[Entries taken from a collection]
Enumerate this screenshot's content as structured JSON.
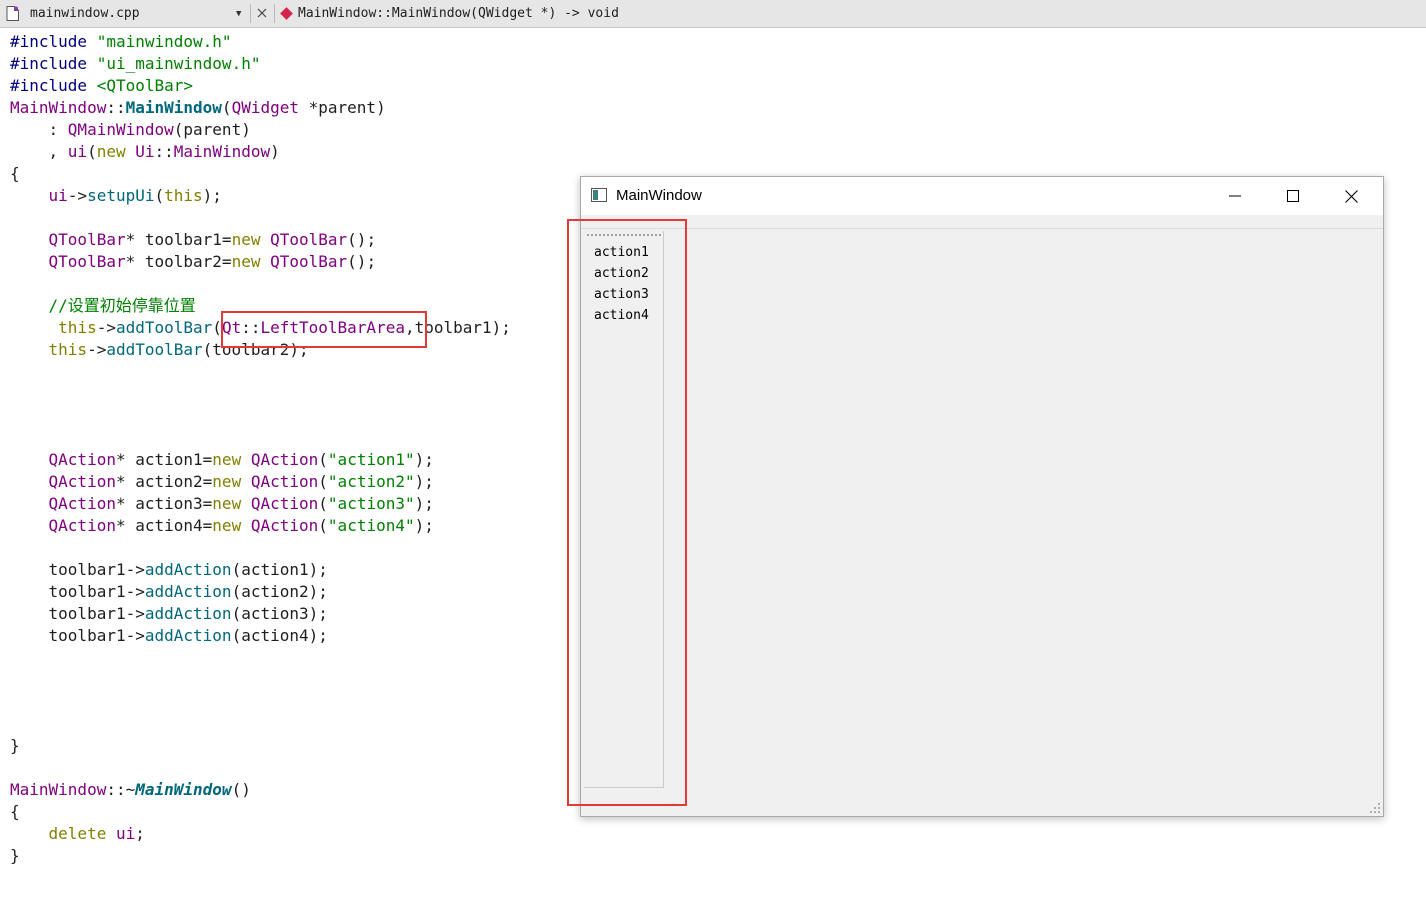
{
  "editor": {
    "file_name": "mainwindow.cpp",
    "symbol": "MainWindow::MainWindow(QWidget *) -> void",
    "icons": {
      "file": "cpp-file-icon",
      "dropdown": "chevron-down-icon",
      "close": "close-icon",
      "symbol": "symbol-diamond-icon"
    },
    "code_lines": [
      [
        [
          "pre",
          "#include "
        ],
        [
          "str",
          "\"mainwindow.h\""
        ]
      ],
      [
        [
          "pre",
          "#include "
        ],
        [
          "str",
          "\"ui_mainwindow.h\""
        ]
      ],
      [
        [
          "pre",
          "#include "
        ],
        [
          "str",
          "<QToolBar>"
        ]
      ],
      [
        [
          "type",
          "MainWindow"
        ],
        [
          "plain",
          "::"
        ],
        [
          "fnb",
          "MainWindow"
        ],
        [
          "plain",
          "("
        ],
        [
          "type",
          "QWidget"
        ],
        [
          "plain",
          " *parent)"
        ]
      ],
      [
        [
          "plain",
          "    : "
        ],
        [
          "type",
          "QMainWindow"
        ],
        [
          "plain",
          "(parent)"
        ]
      ],
      [
        [
          "plain",
          "    , "
        ],
        [
          "type",
          "ui"
        ],
        [
          "plain",
          "("
        ],
        [
          "kw",
          "new"
        ],
        [
          "plain",
          " "
        ],
        [
          "type",
          "Ui"
        ],
        [
          "plain",
          "::"
        ],
        [
          "type",
          "MainWindow"
        ],
        [
          "plain",
          ")"
        ]
      ],
      [
        [
          "plain",
          "{"
        ]
      ],
      [
        [
          "plain",
          "    "
        ],
        [
          "type",
          "ui"
        ],
        [
          "plain",
          "->"
        ],
        [
          "fn",
          "setupUi"
        ],
        [
          "plain",
          "("
        ],
        [
          "kw",
          "this"
        ],
        [
          "plain",
          ");"
        ]
      ],
      [],
      [
        [
          "plain",
          "    "
        ],
        [
          "type",
          "QToolBar"
        ],
        [
          "plain",
          "* toolbar1="
        ],
        [
          "kw",
          "new"
        ],
        [
          "plain",
          " "
        ],
        [
          "type",
          "QToolBar"
        ],
        [
          "plain",
          "();"
        ]
      ],
      [
        [
          "plain",
          "    "
        ],
        [
          "type",
          "QToolBar"
        ],
        [
          "plain",
          "* toolbar2="
        ],
        [
          "kw",
          "new"
        ],
        [
          "plain",
          " "
        ],
        [
          "type",
          "QToolBar"
        ],
        [
          "plain",
          "();"
        ]
      ],
      [],
      [
        [
          "plain",
          "    "
        ],
        [
          "com",
          "//设置初始停靠位置"
        ]
      ],
      [
        [
          "plain",
          "     "
        ],
        [
          "kw",
          "this"
        ],
        [
          "plain",
          "->"
        ],
        [
          "fn",
          "addToolBar"
        ],
        [
          "plain",
          "("
        ],
        [
          "type",
          "Qt"
        ],
        [
          "plain",
          "::"
        ],
        [
          "type",
          "LeftToolBarArea"
        ],
        [
          "plain",
          ",toolbar1);"
        ]
      ],
      [
        [
          "plain",
          "    "
        ],
        [
          "kw",
          "this"
        ],
        [
          "plain",
          "->"
        ],
        [
          "fn",
          "addToolBar"
        ],
        [
          "plain",
          "(toolbar2);"
        ]
      ],
      [],
      [],
      [],
      [],
      [
        [
          "plain",
          "    "
        ],
        [
          "type",
          "QAction"
        ],
        [
          "plain",
          "* action1="
        ],
        [
          "kw",
          "new"
        ],
        [
          "plain",
          " "
        ],
        [
          "type",
          "QAction"
        ],
        [
          "plain",
          "("
        ],
        [
          "str",
          "\"action1\""
        ],
        [
          "plain",
          ");"
        ]
      ],
      [
        [
          "plain",
          "    "
        ],
        [
          "type",
          "QAction"
        ],
        [
          "plain",
          "* action2="
        ],
        [
          "kw",
          "new"
        ],
        [
          "plain",
          " "
        ],
        [
          "type",
          "QAction"
        ],
        [
          "plain",
          "("
        ],
        [
          "str",
          "\"action2\""
        ],
        [
          "plain",
          ");"
        ]
      ],
      [
        [
          "plain",
          "    "
        ],
        [
          "type",
          "QAction"
        ],
        [
          "plain",
          "* action3="
        ],
        [
          "kw",
          "new"
        ],
        [
          "plain",
          " "
        ],
        [
          "type",
          "QAction"
        ],
        [
          "plain",
          "("
        ],
        [
          "str",
          "\"action3\""
        ],
        [
          "plain",
          ");"
        ]
      ],
      [
        [
          "plain",
          "    "
        ],
        [
          "type",
          "QAction"
        ],
        [
          "plain",
          "* action4="
        ],
        [
          "kw",
          "new"
        ],
        [
          "plain",
          " "
        ],
        [
          "type",
          "QAction"
        ],
        [
          "plain",
          "("
        ],
        [
          "str",
          "\"action4\""
        ],
        [
          "plain",
          ");"
        ]
      ],
      [],
      [
        [
          "plain",
          "    toolbar1->"
        ],
        [
          "fn",
          "addAction"
        ],
        [
          "plain",
          "(action1);"
        ]
      ],
      [
        [
          "plain",
          "    toolbar1->"
        ],
        [
          "fn",
          "addAction"
        ],
        [
          "plain",
          "(action2);"
        ]
      ],
      [
        [
          "plain",
          "    toolbar1->"
        ],
        [
          "fn",
          "addAction"
        ],
        [
          "plain",
          "(action3);"
        ]
      ],
      [
        [
          "plain",
          "    toolbar1->"
        ],
        [
          "fn",
          "addAction"
        ],
        [
          "plain",
          "(action4);"
        ]
      ],
      [],
      [],
      [],
      [],
      [
        [
          "plain",
          "}"
        ]
      ],
      [],
      [
        [
          "type",
          "MainWindow"
        ],
        [
          "plain",
          "::~"
        ],
        [
          "fni",
          "MainWindow"
        ],
        [
          "plain",
          "()"
        ]
      ],
      [
        [
          "plain",
          "{"
        ]
      ],
      [
        [
          "plain",
          "    "
        ],
        [
          "kw",
          "delete"
        ],
        [
          "plain",
          " "
        ],
        [
          "type",
          "ui"
        ],
        [
          "plain",
          ";"
        ]
      ],
      [
        [
          "plain",
          "}"
        ]
      ]
    ]
  },
  "qt_window": {
    "title": "MainWindow",
    "icons": {
      "app": "window-app-icon",
      "minimize": "minimize-icon",
      "maximize": "maximize-icon",
      "close": "close-icon",
      "size_grip": "size-grip-icon"
    },
    "toolbar_actions": [
      "action1",
      "action2",
      "action3",
      "action4"
    ]
  },
  "colors": {
    "annotation_red": "#e53935",
    "keyword": "#808000",
    "type": "#800080",
    "string": "#008000",
    "function": "#00677c",
    "preprocessor": "#000080"
  }
}
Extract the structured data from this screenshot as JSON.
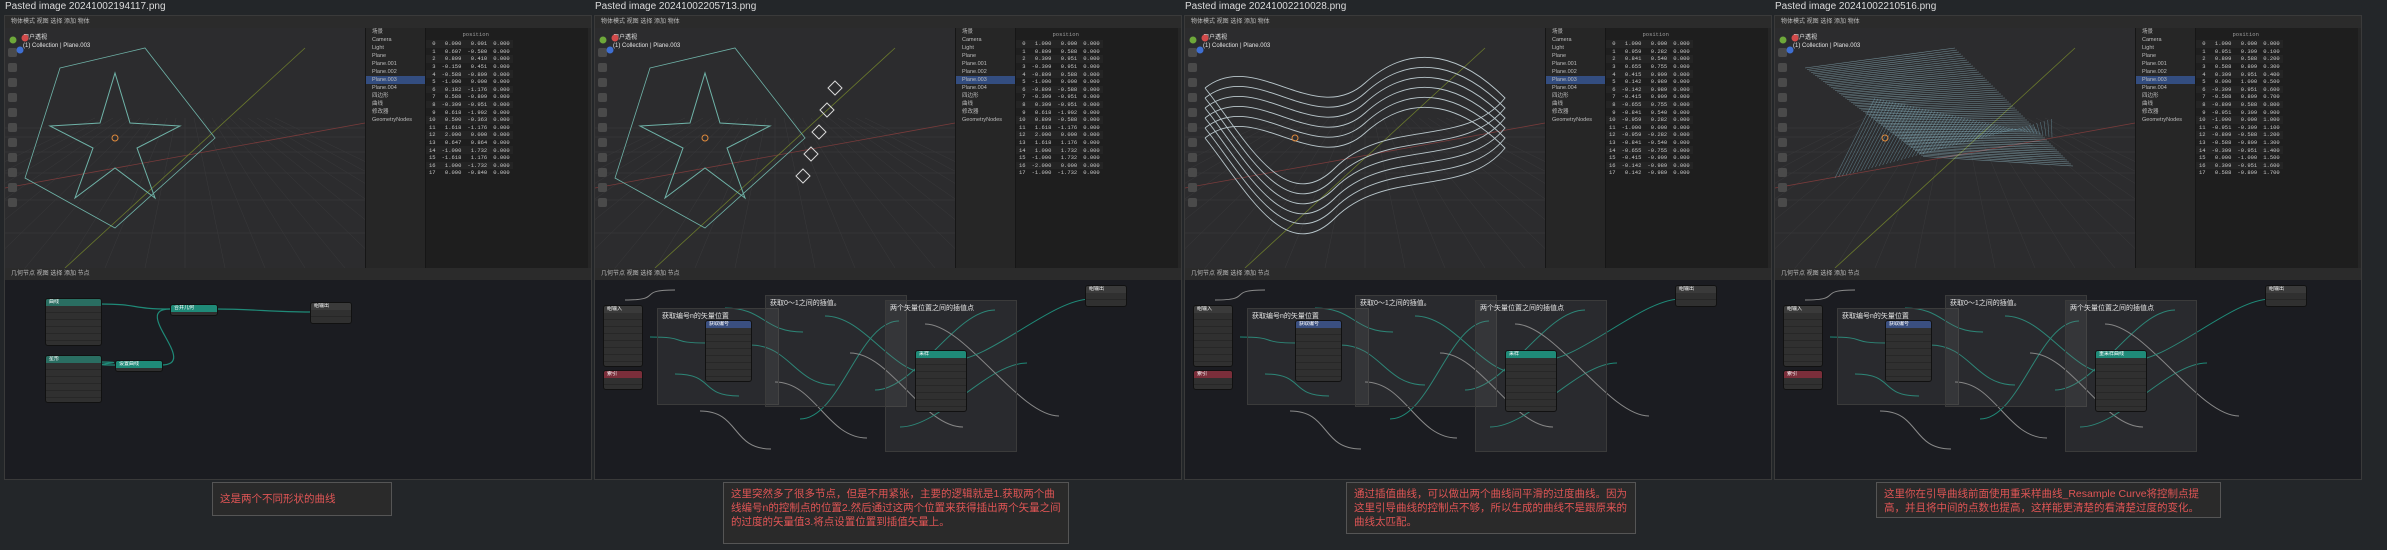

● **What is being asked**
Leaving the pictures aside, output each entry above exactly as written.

● **Problem solution**
Enumerate this screenshot's content as structured JSON.
{
  "editor": {
    "file_name": "mainwindow.cpp",
    "symbol": "MainWindow::MainWindow(QWidget *) -> void",
    "icons": {
      "file": "cpp-file-icon",
      "dropdown": "chevron-down-icon",
      "close": "close-icon",
      "symbol": "symbol-diamond-icon"
    },
    "code_lines": [
      [
        [
          "pre",
          "#include "
        ],
        [
          "str",
          "\"mainwindow.h\""
        ]
      ],
      [
        [
          "pre",
          "#include "
        ],
        [
          "str",
          "\"ui_mainwindow.h\""
        ]
      ],
      [
        [
          "pre",
          "#include "
        ],
        [
          "str",
          "<QToolBar>"
        ]
      ],
      [
        [
          "type",
          "MainWindow"
        ],
        [
          "plain",
          "::"
        ],
        [
          "fnb",
          "MainWindow"
        ],
        [
          "plain",
          "("
        ],
        [
          "type",
          "QWidget"
        ],
        [
          "plain",
          " *parent)"
        ]
      ],
      [
        [
          "plain",
          "    : "
        ],
        [
          "type",
          "QMainWindow"
        ],
        [
          "plain",
          "(parent)"
        ]
      ],
      [
        [
          "plain",
          "    , "
        ],
        [
          "type",
          "ui"
        ],
        [
          "plain",
          "("
        ],
        [
          "kw",
          "new"
        ],
        [
          "plain",
          " "
        ],
        [
          "type",
          "Ui"
        ],
        [
          "plain",
          "::"
        ],
        [
          "type",
          "MainWindow"
        ],
        [
          "plain",
          ")"
        ]
      ],
      [
        [
          "plain",
          "{"
        ]
      ],
      [
        [
          "plain",
          "    "
        ],
        [
          "type",
          "ui"
        ],
        [
          "plain",
          "->"
        ],
        [
          "fn",
          "setupUi"
        ],
        [
          "plain",
          "("
        ],
        [
          "kw",
          "this"
        ],
        [
          "plain",
          ");"
        ]
      ],
      [],
      [
        [
          "plain",
          "    "
        ],
        [
          "type",
          "QToolBar"
        ],
        [
          "plain",
          "* toolbar1="
        ],
        [
          "kw",
          "new"
        ],
        [
          "plain",
          " "
        ],
        [
          "type",
          "QToolBar"
        ],
        [
          "plain",
          "();"
        ]
      ],
      [
        [
          "plain",
          "    "
        ],
        [
          "type",
          "QToolBar"
        ],
        [
          "plain",
          "* toolbar2="
        ],
        [
          "kw",
          "new"
        ],
        [
          "plain",
          " "
        ],
        [
          "type",
          "QToolBar"
        ],
        [
          "plain",
          "();"
        ]
      ],
      [],
      [
        [
          "plain",
          "    "
        ],
        [
          "com",
          "//设置初始停靠位置"
        ]
      ],
      [
        [
          "plain",
          "     "
        ],
        [
          "kw",
          "this"
        ],
        [
          "plain",
          "->"
        ],
        [
          "fn",
          "addToolBar"
        ],
        [
          "plain",
          "("
        ],
        [
          "type",
          "Qt"
        ],
        [
          "plain",
          "::"
        ],
        [
          "type",
          "LeftToolBarArea"
        ],
        [
          "plain",
          ",toolbar1);"
        ]
      ],
      [
        [
          "plain",
          "    "
        ],
        [
          "kw",
          "this"
        ],
        [
          "plain",
          "->"
        ],
        [
          "fn",
          "addToolBar"
        ],
        [
          "plain",
          "(toolbar2);"
        ]
      ],
      [],
      [],
      [],
      [],
      [
        [
          "plain",
          "    "
        ],
        [
          "type",
          "QAction"
        ],
        [
          "plain",
          "* action1="
        ],
        [
          "kw",
          "new"
        ],
        [
          "plain",
          " "
        ],
        [
          "type",
          "QAction"
        ],
        [
          "plain",
          "("
        ],
        [
          "str",
          "\"action1\""
        ],
        [
          "plain",
          ");"
        ]
      ],
      [
        [
          "plain",
          "    "
        ],
        [
          "type",
          "QAction"
        ],
        [
          "plain",
          "* action2="
        ],
        [
          "kw",
          "new"
        ],
        [
          "plain",
          " "
        ],
        [
          "type",
          "QAction"
        ],
        [
          "plain",
          "("
        ],
        [
          "str",
          "\"action2\""
        ],
        [
          "plain",
          ");"
        ]
      ],
      [
        [
          "plain",
          "    "
        ],
        [
          "type",
          "QAction"
        ],
        [
          "plain",
          "* action3="
        ],
        [
          "kw",
          "new"
        ],
        [
          "plain",
          " "
        ],
        [
          "type",
          "QAction"
        ],
        [
          "plain",
          "("
        ],
        [
          "str",
          "\"action3\""
        ],
        [
          "plain",
          ");"
        ]
      ],
      [
        [
          "plain",
          "    "
        ],
        [
          "type",
          "QAction"
        ],
        [
          "plain",
          "* action4="
        ],
        [
          "kw",
          "new"
        ],
        [
          "plain",
          " "
        ],
        [
          "type",
          "QAction"
        ],
        [
          "plain",
          "("
        ],
        [
          "str",
          "\"action4\""
        ],
        [
          "plain",
          ");"
        ]
      ],
      [],
      [
        [
          "plain",
          "    toolbar1->"
        ],
        [
          "fn",
          "addAction"
        ],
        [
          "plain",
          "(action1);"
        ]
      ],
      [
        [
          "plain",
          "    toolbar1->"
        ],
        [
          "fn",
          "addAction"
        ],
        [
          "plain",
          "(action2);"
        ]
      ],
      [
        [
          "plain",
          "    toolbar1->"
        ],
        [
          "fn",
          "addAction"
        ],
        [
          "plain",
          "(action3);"
        ]
      ],
      [
        [
          "plain",
          "    toolbar1->"
        ],
        [
          "fn",
          "addAction"
        ],
        [
          "plain",
          "(action4);"
        ]
      ],
      [],
      [],
      [],
      [],
      [
        [
          "plain",
          "}"
        ]
      ],
      [],
      [
        [
          "type",
          "MainWindow"
        ],
        [
          "plain",
          "::~"
        ],
        [
          "fni",
          "MainWindow"
        ],
        [
          "plain",
          "()"
        ]
      ],
      [
        [
          "plain",
          "{"
        ]
      ],
      [
        [
          "plain",
          "    "
        ],
        [
          "kw",
          "delete"
        ],
        [
          "plain",
          " "
        ],
        [
          "type",
          "ui"
        ],
        [
          "plain",
          ";"
        ]
      ],
      [
        [
          "plain",
          "}"
        ]
      ]
    ]
  },
  "qt_window": {
    "title": "MainWindow",
    "icons": {
      "app": "window-app-icon",
      "minimize": "minimize-icon",
      "maximize": "maximize-icon",
      "close": "close-icon",
      "size_grip": "size-grip-icon"
    },
    "toolbar_actions": [
      "action1",
      "action2",
      "action3",
      "action4"
    ]
  },
  "colors": {
    "annotation_red": "#e53935",
    "keyword": "#808000",
    "type": "#800080",
    "string": "#008000",
    "function": "#00677c",
    "preprocessor": "#000080"
  }
}
Extract the structured data from this screenshot as JSON.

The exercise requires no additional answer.